Johan was also responsible for product development for the first Pan-European internet service provider, Eunet International.
He is at present, a member of the board of Technologia Incognita, a hackerspace association in Amsterdam, and supports the communication companies worldwide with his cyber knowledge.
Linus Torvalds is known as one of the best hackers of all time. He rose to fame by creating Linux, the very popular Unix-based operating system. Linux is open source and thousands of developers have contributed to its Kernel. However, Torvalds remains the ultimate authority on what new code is incorporated into the standard Linux kernel. As of 2006, approximately two percent of the Linux kernel was written by Torvalds himself.

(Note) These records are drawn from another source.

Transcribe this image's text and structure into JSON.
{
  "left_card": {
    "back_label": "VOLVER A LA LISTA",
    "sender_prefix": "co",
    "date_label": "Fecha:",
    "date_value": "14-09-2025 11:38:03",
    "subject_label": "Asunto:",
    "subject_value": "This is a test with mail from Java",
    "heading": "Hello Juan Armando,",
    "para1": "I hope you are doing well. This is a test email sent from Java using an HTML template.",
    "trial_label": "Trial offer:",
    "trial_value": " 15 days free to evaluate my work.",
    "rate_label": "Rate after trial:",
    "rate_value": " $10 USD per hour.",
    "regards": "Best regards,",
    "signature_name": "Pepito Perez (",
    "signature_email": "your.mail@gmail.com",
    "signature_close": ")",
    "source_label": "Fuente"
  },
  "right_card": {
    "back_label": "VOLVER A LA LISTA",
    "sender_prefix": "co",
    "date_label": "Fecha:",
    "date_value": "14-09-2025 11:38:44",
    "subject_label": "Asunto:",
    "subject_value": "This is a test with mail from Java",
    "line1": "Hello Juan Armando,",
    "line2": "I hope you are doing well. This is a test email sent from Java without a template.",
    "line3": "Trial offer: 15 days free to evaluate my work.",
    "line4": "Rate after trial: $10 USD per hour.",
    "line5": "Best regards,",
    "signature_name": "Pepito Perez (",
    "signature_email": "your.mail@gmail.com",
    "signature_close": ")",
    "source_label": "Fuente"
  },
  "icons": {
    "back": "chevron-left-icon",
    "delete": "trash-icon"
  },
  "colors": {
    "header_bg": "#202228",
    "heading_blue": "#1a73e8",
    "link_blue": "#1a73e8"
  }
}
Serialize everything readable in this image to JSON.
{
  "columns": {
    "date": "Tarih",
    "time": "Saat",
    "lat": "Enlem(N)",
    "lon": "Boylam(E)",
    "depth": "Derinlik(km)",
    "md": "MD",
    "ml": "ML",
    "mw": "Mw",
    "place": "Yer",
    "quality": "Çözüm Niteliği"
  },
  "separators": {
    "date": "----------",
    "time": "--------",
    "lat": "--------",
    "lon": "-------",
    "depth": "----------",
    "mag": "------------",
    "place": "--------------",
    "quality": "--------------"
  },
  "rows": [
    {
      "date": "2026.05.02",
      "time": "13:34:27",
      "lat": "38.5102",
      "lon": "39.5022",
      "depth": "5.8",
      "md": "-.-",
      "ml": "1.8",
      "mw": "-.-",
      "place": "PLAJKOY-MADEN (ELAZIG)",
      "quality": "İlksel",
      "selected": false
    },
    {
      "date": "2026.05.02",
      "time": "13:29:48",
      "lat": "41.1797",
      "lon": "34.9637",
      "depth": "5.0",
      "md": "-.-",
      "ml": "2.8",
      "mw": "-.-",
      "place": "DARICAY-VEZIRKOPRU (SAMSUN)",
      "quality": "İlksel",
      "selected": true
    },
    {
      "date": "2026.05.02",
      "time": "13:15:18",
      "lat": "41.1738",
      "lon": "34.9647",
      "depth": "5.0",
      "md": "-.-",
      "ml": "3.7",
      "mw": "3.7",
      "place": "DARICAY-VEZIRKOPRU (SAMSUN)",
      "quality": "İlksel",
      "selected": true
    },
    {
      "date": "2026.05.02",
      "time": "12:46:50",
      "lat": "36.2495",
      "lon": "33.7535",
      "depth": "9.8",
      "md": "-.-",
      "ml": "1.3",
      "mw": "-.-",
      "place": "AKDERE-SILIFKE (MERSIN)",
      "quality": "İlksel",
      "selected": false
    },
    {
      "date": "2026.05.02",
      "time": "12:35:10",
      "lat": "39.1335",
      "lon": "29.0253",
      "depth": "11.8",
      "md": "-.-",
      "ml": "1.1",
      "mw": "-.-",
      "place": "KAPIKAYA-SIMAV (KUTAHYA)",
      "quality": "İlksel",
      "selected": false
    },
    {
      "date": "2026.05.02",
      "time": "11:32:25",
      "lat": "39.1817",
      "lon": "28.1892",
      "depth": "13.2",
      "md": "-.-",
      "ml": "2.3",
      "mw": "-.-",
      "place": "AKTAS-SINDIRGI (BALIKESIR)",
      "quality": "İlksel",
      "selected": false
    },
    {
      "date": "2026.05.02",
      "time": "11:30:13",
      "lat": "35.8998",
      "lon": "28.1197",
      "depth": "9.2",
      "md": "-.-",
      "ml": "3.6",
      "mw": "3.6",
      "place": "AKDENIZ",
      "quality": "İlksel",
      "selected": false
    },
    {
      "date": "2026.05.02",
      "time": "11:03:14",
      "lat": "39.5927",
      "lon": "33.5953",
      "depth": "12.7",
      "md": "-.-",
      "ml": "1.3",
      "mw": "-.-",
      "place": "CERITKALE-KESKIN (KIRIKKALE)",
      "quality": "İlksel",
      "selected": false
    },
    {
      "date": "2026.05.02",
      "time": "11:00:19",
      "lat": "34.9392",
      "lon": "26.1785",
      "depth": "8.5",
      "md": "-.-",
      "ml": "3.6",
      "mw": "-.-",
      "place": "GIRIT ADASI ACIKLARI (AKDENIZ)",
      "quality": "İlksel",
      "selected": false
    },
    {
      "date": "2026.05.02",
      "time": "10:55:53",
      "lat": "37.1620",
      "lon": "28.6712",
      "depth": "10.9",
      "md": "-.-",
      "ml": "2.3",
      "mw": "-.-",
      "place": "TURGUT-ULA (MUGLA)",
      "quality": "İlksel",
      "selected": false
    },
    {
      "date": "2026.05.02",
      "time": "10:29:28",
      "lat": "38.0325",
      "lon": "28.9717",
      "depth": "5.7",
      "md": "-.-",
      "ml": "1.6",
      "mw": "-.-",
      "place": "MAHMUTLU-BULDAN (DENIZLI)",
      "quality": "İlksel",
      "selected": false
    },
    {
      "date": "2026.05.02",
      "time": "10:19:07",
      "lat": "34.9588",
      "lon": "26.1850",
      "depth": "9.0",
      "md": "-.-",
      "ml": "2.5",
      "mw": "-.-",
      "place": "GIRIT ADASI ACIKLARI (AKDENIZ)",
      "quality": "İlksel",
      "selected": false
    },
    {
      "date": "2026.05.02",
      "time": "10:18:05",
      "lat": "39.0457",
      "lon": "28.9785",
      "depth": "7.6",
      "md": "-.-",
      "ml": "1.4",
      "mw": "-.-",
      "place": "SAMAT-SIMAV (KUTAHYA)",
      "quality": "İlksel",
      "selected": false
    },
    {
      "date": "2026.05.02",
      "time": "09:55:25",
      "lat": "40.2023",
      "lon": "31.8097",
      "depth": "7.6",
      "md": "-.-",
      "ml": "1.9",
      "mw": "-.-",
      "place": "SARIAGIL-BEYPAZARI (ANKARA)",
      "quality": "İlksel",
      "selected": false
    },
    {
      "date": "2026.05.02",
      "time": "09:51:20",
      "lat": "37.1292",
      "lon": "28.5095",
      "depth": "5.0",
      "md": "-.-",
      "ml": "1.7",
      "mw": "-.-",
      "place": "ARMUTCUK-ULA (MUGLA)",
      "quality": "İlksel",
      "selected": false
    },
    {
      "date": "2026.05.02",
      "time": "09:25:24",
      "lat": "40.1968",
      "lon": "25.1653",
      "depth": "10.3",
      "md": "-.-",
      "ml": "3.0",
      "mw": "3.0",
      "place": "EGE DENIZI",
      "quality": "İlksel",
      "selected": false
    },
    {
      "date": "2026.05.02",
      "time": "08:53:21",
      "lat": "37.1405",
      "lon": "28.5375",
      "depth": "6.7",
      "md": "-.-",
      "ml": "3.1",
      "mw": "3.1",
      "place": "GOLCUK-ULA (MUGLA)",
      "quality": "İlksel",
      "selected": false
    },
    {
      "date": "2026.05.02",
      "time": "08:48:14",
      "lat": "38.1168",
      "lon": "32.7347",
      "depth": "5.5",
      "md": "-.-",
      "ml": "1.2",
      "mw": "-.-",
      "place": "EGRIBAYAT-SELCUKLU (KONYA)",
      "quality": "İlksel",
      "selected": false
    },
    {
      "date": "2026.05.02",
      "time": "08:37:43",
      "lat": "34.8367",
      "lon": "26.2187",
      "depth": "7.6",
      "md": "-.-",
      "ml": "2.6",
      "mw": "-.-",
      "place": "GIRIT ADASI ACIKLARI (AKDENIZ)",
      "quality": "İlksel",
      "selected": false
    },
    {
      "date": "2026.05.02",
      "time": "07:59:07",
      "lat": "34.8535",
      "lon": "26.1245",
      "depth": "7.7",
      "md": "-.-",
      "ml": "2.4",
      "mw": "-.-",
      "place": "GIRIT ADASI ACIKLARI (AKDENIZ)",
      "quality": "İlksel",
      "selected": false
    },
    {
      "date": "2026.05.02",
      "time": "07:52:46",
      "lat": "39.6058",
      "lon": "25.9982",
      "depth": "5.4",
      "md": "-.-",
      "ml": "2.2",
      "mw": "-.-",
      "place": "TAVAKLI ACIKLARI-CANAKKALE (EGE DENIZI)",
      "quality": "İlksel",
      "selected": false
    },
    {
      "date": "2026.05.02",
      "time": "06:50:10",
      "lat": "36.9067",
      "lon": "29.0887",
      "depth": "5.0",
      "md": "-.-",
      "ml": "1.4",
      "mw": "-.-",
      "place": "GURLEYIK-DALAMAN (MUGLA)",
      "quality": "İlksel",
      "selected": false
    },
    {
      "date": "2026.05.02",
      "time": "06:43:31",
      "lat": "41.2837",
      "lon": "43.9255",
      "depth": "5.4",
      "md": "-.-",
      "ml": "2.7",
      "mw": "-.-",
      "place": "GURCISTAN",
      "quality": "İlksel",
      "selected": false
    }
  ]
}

He just aspires to be simple and have fun by making the world’s best operating system. Torvalds has received honorary doctorates from Stockholm University and University of Helsinki.
Robert Morris, known as the creator of the Morris Worm, the first computer worm to be unleashed on the Internet. The worm had the capability to slow down computers and make them no longer usable. As a result of this, he was sentenced to three years’ probation, 400 hours of community service and also had to pay a penalty amount of $10,500.
Morris is currently working as a tenured professor at the MIT Computer Science and Artificial Intelligence Laboratory.
Gary McKinnon is a renowned systems administrator and hacker. He was famously accused of the “biggest military computer hack of all time”. He had successfully hacked the networks of Army, Air Force, Navy and NASA systems of the United States government.
In his statements to the media, he has often mentioned that his motivation was only to find evidence of UFOs, antigravity technology, and the suppression of “free energy” that could potentially be useful to the public.
Kevin Poulsen, also known as Dark Dante, became famous for his notoriety when he took over all the telephone lines of Los Angeles radio station KIIS-FM, guaranteeing that he would be the 102nd caller and win the prize of a Porsche 944 S2.
Poulsen also drew the ire of FBI, when he hacked into federal computers for wiretap information, for which he had to serve a sentence of five years. He has reinvented himself as a journalist and has carved a niche for himself in this field.